• [Entries supplied]:
--- START ---

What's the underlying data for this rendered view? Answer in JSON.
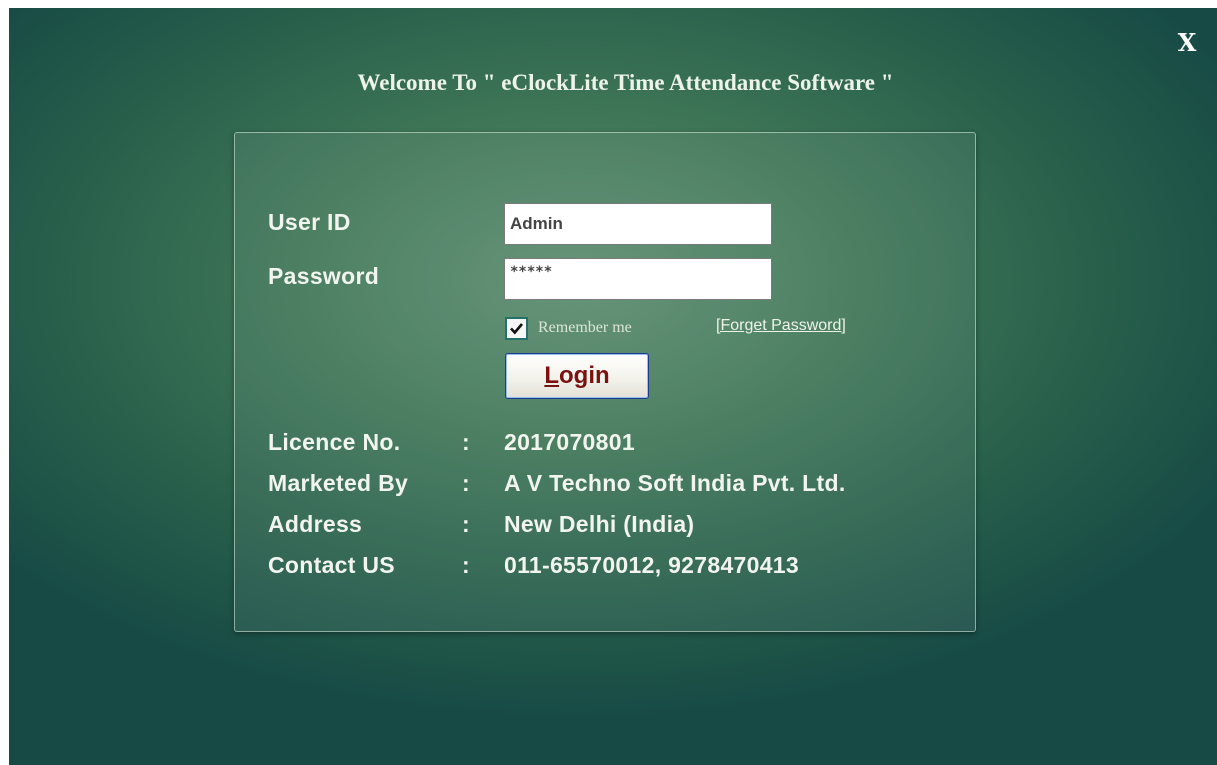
{
  "window": {
    "close_label": "X",
    "title": "Welcome To \" eClockLite Time Attendance Software \""
  },
  "login": {
    "user_id_label": "User ID",
    "user_id_value": "Admin",
    "password_label": "Password",
    "password_value": "*****",
    "remember_label": "Remember me",
    "remember_checked": true,
    "forget_password_link": "[Forget Password]",
    "login_button_mnemonic": "L",
    "login_button_rest": "ogin"
  },
  "info": {
    "rows": [
      {
        "label": "Licence No.",
        "colon": ":",
        "value": "2017070801"
      },
      {
        "label": "Marketed By",
        "colon": ":",
        "value": "A V Techno Soft India Pvt. Ltd."
      },
      {
        "label": "Address",
        "colon": ":",
        "value": "New Delhi (India)"
      },
      {
        "label": "Contact US",
        "colon": ":",
        "value": "011-65570012, 9278470413"
      }
    ]
  },
  "colors": {
    "background_center": "#5c8d70",
    "background_edge": "#174a45",
    "login_text": "#7a1212",
    "label_text": "#f2f5ef"
  },
  "icons": {
    "close": "close-icon",
    "checkbox": "checkmark-icon"
  }
}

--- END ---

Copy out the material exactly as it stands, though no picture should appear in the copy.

What's the underlying data for this rendered view? Answer in JSON.
{
  "window": {
    "close_label": "X",
    "title": "Welcome To \" eClockLite Time Attendance Software \""
  },
  "login": {
    "user_id_label": "User ID",
    "user_id_value": "Admin",
    "password_label": "Password",
    "password_value": "*****",
    "remember_label": "Remember me",
    "remember_checked": true,
    "forget_password_link": "[Forget Password]",
    "login_button_mnemonic": "L",
    "login_button_rest": "ogin"
  },
  "info": {
    "rows": [
      {
        "label": "Licence No.",
        "colon": ":",
        "value": "2017070801"
      },
      {
        "label": "Marketed By",
        "colon": ":",
        "value": "A V Techno Soft India Pvt. Ltd."
      },
      {
        "label": "Address",
        "colon": ":",
        "value": "New Delhi (India)"
      },
      {
        "label": "Contact US",
        "colon": ":",
        "value": "011-65570012, 9278470413"
      }
    ]
  },
  "colors": {
    "background_center": "#5c8d70",
    "background_edge": "#174a45",
    "login_text": "#7a1212",
    "label_text": "#f2f5ef"
  },
  "icons": {
    "close": "close-icon",
    "checkbox": "checkmark-icon"
  }
}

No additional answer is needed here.